### What is being asked:
Repeat the data exactly as given below, dropping every picture.

### Stored data entries:
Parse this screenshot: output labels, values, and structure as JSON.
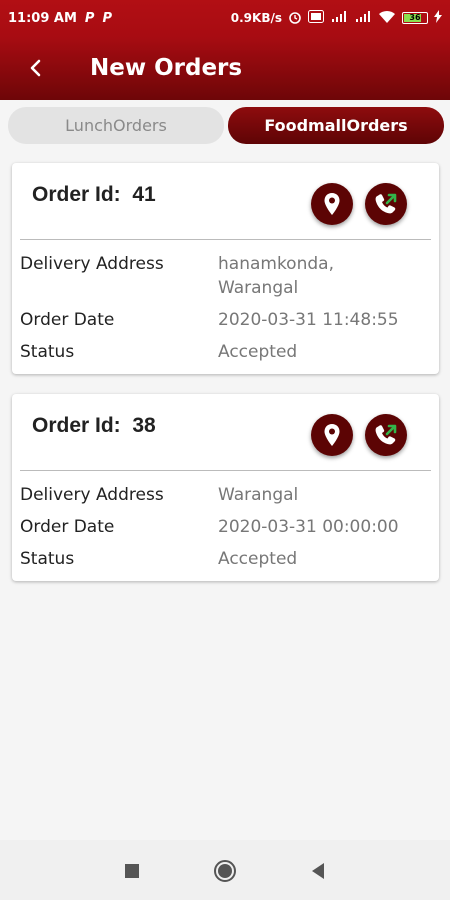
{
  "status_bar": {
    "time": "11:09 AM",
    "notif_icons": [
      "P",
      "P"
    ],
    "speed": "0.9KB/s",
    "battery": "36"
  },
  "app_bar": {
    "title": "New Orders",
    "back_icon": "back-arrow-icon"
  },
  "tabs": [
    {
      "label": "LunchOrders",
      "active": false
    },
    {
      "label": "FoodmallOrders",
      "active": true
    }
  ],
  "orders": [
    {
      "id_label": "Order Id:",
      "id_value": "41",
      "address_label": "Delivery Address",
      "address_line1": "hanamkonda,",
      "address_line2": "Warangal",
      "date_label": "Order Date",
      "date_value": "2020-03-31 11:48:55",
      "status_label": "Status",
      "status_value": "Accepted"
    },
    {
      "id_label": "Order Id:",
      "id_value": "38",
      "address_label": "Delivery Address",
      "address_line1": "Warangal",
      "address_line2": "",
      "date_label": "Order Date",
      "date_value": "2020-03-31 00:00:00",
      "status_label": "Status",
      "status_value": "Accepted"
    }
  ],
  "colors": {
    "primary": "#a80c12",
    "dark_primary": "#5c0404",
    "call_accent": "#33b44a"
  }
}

### Result of this exercise:
Parse this screenshot: output labels, values, and structure as JSON.
{
  "status_bar": {
    "time": "11:09 AM",
    "notif_icons": [
      "P",
      "P"
    ],
    "speed": "0.9KB/s",
    "battery": "36"
  },
  "app_bar": {
    "title": "New Orders",
    "back_icon": "back-arrow-icon"
  },
  "tabs": [
    {
      "label": "LunchOrders",
      "active": false
    },
    {
      "label": "FoodmallOrders",
      "active": true
    }
  ],
  "orders": [
    {
      "id_label": "Order Id:",
      "id_value": "41",
      "address_label": "Delivery Address",
      "address_line1": "hanamkonda,",
      "address_line2": "Warangal",
      "date_label": "Order Date",
      "date_value": "2020-03-31 11:48:55",
      "status_label": "Status",
      "status_value": "Accepted"
    },
    {
      "id_label": "Order Id:",
      "id_value": "38",
      "address_label": "Delivery Address",
      "address_line1": "Warangal",
      "address_line2": "",
      "date_label": "Order Date",
      "date_value": "2020-03-31 00:00:00",
      "status_label": "Status",
      "status_value": "Accepted"
    }
  ],
  "colors": {
    "primary": "#a80c12",
    "dark_primary": "#5c0404",
    "call_accent": "#33b44a"
  }
}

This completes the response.